“The quality of a person’s life is determined by the quality of the questions they ask.” – Anthony Robbins
Have you read William Kamkwamba’s The Boy Who Harnessed the Wind? It’s a fantastic story about perseverance, and how he used ingenuity to build an electricity-generating windmill for his family’s home despite being surrounded by poverty and doubt in Africa. There are a many reasons why the book engaged me, but one of them is because I’ve also been thinking about how to build windmills.
One of the topics I daydream about is how to make every house in the U.S. a zero-sum electricity user by using solar and wind power right at the building. Now, I’m not an engineer, so a lot of the technical aspects of the question are beyond my grasp at the moment. That will have to wait for another day.
What William’s story reinforced for me, though, is the power of asking the right questions. He didn’t get stuck asking why there were so many challenges in his life; he asked himself how he could change his circumstances.
What are the wrong questions?
I think one of the biggest challenges that we face in wrestling with the climate change crisis, or really any crisis, is that we ask the wrong questions. Unfortunately, it’s very easy to get stuck on the “why” questions – which are more often “why not” questions in disguise:
Why do we continue to pollute even though we know it’s ruining the environment?
Why can’t we figure out a solution?
Why bother trying?
By their nature, they are hard questions to answer; and even if you can find an answer, it tends to be self-defeating. The trick to changing your answers is to change the questions you ask. I love asking the question to ask is “how?”. By re-framing the challenge in your mind you can find possible solutions. Because when you have the answer to a “how” question, you have a tangible next step:
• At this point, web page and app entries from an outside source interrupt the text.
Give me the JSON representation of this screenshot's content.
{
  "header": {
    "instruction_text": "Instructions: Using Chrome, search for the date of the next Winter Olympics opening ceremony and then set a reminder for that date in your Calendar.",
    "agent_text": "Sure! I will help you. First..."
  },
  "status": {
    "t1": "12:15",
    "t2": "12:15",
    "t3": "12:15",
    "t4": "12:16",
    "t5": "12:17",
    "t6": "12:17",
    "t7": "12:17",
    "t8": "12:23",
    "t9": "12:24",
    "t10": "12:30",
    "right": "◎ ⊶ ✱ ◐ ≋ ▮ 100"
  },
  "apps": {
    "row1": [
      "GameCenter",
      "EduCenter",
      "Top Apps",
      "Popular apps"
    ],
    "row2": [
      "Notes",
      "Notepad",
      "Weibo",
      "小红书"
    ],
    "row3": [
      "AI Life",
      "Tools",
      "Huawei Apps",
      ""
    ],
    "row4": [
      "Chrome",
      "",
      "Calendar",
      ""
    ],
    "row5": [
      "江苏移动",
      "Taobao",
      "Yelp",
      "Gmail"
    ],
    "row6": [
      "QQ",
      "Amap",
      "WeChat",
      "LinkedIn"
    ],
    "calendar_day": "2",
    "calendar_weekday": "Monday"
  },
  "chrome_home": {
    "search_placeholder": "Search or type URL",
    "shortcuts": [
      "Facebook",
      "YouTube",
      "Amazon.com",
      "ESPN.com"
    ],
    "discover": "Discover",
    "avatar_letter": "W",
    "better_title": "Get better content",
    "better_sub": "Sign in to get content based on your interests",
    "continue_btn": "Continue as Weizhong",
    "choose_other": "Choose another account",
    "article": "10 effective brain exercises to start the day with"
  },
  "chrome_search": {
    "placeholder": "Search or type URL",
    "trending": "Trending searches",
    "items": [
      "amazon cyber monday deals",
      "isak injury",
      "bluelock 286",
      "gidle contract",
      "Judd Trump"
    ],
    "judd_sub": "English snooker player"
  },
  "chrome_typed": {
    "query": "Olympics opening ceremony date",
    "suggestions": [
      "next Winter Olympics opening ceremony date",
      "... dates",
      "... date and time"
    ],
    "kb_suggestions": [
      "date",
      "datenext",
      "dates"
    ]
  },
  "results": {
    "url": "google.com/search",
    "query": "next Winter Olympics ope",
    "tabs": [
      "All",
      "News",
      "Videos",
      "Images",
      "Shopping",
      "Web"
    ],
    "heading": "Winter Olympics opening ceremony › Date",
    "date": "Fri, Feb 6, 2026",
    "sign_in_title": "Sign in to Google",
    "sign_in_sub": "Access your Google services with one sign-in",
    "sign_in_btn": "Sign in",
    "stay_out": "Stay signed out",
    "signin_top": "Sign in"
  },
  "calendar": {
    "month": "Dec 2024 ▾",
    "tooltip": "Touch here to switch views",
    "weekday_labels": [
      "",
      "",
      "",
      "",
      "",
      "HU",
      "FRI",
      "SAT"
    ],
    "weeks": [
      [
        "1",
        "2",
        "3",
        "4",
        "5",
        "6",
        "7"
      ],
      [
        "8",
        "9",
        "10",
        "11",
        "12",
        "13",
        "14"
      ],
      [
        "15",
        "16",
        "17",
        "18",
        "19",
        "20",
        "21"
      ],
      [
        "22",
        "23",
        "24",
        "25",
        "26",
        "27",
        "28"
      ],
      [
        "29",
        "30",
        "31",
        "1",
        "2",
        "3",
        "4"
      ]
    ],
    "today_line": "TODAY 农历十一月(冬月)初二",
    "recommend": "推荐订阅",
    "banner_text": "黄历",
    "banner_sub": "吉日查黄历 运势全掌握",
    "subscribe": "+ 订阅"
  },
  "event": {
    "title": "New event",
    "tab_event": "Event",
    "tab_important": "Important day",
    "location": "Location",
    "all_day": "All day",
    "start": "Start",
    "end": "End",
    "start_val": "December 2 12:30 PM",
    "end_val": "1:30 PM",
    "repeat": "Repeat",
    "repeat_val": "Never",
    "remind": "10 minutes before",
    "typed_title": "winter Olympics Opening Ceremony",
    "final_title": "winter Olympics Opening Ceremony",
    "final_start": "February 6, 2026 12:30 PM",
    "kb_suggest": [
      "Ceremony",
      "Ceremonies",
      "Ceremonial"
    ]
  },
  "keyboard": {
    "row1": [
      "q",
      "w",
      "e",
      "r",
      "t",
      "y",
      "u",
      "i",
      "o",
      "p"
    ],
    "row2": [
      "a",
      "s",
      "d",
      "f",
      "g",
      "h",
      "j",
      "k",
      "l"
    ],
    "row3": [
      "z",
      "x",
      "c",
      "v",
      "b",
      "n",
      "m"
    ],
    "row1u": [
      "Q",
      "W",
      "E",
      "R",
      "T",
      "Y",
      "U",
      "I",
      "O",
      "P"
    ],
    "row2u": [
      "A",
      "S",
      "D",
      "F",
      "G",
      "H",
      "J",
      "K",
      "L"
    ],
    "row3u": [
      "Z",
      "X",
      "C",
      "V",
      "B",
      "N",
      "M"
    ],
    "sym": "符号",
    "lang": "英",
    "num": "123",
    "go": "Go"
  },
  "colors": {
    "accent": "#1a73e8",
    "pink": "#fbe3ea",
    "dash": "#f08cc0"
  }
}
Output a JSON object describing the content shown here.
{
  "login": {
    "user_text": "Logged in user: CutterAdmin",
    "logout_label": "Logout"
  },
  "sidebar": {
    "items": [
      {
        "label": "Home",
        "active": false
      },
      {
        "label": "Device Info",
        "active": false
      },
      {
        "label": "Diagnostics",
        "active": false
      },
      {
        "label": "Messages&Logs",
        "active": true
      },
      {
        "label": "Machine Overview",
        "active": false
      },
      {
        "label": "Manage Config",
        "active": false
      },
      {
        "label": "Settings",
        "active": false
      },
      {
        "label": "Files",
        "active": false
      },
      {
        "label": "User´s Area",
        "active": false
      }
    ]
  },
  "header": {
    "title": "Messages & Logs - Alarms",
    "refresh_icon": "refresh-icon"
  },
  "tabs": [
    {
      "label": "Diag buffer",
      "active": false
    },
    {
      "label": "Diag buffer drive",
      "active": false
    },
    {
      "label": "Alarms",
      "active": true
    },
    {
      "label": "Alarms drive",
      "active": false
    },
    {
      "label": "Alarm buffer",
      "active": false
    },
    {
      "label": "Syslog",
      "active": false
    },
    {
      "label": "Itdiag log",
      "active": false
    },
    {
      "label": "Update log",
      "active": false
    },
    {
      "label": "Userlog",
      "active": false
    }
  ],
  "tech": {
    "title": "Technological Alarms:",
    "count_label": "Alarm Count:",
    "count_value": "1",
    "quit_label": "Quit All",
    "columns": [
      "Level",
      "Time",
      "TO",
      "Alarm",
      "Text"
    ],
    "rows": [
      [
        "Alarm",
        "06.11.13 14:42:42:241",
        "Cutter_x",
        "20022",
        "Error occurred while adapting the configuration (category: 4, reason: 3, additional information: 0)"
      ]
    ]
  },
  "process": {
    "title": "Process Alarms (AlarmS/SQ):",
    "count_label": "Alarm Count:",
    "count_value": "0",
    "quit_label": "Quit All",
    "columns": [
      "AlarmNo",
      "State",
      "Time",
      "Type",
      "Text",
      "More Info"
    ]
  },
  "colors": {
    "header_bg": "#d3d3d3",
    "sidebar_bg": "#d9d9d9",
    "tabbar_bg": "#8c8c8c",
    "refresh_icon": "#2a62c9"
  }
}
How do we allow every home to cleanly generate the power they need?
How do we encourage people to change their habits around energy use?
How can I make a difference?
This doesn’t mean that the answers will come easily, or that the answers you get will be easy to implement. You will find, though, that you have answers that you can take action on. Whether they center on the challenges facing our society or our own individual lives, focusing our questions on solutions instead of problems is the first step to overcoming them.
It works in your personal life, too.
Look at the obstacles that you have been facing in your life – can you flip them?
Why can’t I seem to get ahead financially?
Why am I super-busy and burned out?
Why can’t I build better relationships at work?
Look instead to answer:
How can I become more financially literate and make better decisions?
How can prioritize my time to do what’s most important to me?
How can I reach out to make stronger connections?
And just like with our environmental questions, you’ll find that the answers are much more useful!